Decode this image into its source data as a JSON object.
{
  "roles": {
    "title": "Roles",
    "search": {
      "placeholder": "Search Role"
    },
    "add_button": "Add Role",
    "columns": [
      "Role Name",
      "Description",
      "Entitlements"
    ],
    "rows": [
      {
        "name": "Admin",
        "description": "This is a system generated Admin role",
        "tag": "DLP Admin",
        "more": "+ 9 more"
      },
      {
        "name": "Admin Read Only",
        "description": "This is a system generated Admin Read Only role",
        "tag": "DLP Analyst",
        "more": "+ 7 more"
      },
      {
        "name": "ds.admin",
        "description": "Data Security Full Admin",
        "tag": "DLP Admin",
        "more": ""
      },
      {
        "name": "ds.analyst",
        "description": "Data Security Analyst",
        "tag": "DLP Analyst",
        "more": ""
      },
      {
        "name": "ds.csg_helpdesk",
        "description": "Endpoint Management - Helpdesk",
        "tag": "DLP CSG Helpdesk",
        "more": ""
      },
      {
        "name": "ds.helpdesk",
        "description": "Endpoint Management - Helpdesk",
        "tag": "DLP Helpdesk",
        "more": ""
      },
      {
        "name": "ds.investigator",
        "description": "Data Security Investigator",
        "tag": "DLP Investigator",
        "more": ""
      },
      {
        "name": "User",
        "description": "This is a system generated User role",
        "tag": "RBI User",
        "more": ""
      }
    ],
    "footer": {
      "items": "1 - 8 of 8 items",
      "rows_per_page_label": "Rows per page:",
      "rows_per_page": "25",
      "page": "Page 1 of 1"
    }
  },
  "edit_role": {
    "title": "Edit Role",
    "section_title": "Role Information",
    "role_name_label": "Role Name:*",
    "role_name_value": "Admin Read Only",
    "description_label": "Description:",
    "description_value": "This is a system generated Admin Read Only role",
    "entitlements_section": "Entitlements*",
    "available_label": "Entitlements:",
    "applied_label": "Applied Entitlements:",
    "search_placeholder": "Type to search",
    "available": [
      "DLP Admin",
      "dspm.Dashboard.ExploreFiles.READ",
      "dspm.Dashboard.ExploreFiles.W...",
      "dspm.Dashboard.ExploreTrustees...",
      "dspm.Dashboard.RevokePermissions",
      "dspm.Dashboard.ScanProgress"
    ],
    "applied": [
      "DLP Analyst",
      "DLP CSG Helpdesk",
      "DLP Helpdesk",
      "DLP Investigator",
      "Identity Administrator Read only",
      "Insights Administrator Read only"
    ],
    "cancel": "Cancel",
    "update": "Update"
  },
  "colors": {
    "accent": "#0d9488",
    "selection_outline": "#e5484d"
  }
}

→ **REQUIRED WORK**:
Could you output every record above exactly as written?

→ **TASK RESULT**:
Decode this image into its source data as a JSON object.
{
  "roles": {
    "title": "Roles",
    "search": {
      "placeholder": "Search Role"
    },
    "add_button": "Add Role",
    "columns": [
      "Role Name",
      "Description",
      "Entitlements"
    ],
    "rows": [
      {
        "name": "Admin",
        "description": "This is a system generated Admin role",
        "tag": "DLP Admin",
        "more": "+ 9 more"
      },
      {
        "name": "Admin Read Only",
        "description": "This is a system generated Admin Read Only role",
        "tag": "DLP Analyst",
        "more": "+ 7 more"
      },
      {
        "name": "ds.admin",
        "description": "Data Security Full Admin",
        "tag": "DLP Admin",
        "more": ""
      },
      {
        "name": "ds.analyst",
        "description": "Data Security Analyst",
        "tag": "DLP Analyst",
        "more": ""
      },
      {
        "name": "ds.csg_helpdesk",
        "description": "Endpoint Management - Helpdesk",
        "tag": "DLP CSG Helpdesk",
        "more": ""
      },
      {
        "name": "ds.helpdesk",
        "description": "Endpoint Management - Helpdesk",
        "tag": "DLP Helpdesk",
        "more": ""
      },
      {
        "name": "ds.investigator",
        "description": "Data Security Investigator",
        "tag": "DLP Investigator",
        "more": ""
      },
      {
        "name": "User",
        "description": "This is a system generated User role",
        "tag": "RBI User",
        "more": ""
      }
    ],
    "footer": {
      "items": "1 - 8 of 8 items",
      "rows_per_page_label": "Rows per page:",
      "rows_per_page": "25",
      "page": "Page 1 of 1"
    }
  },
  "edit_role": {
    "title": "Edit Role",
    "section_title": "Role Information",
    "role_name_label": "Role Name:*",
    "role_name_value": "Admin Read Only",
    "description_label": "Description:",
    "description_value": "This is a system generated Admin Read Only role",
    "entitlements_section": "Entitlements*",
    "available_label": "Entitlements:",
    "applied_label": "Applied Entitlements:",
    "search_placeholder": "Type to search",
    "available": [
      "DLP Admin",
      "dspm.Dashboard.ExploreFiles.READ",
      "dspm.Dashboard.ExploreFiles.W...",
      "dspm.Dashboard.ExploreTrustees...",
      "dspm.Dashboard.RevokePermissions",
      "dspm.Dashboard.ScanProgress"
    ],
    "applied": [
      "DLP Analyst",
      "DLP CSG Helpdesk",
      "DLP Helpdesk",
      "DLP Investigator",
      "Identity Administrator Read only",
      "Insights Administrator Read only"
    ],
    "cancel": "Cancel",
    "update": "Update"
  },
  "colors": {
    "accent": "#0d9488",
    "selection_outline": "#e5484d"
  }
}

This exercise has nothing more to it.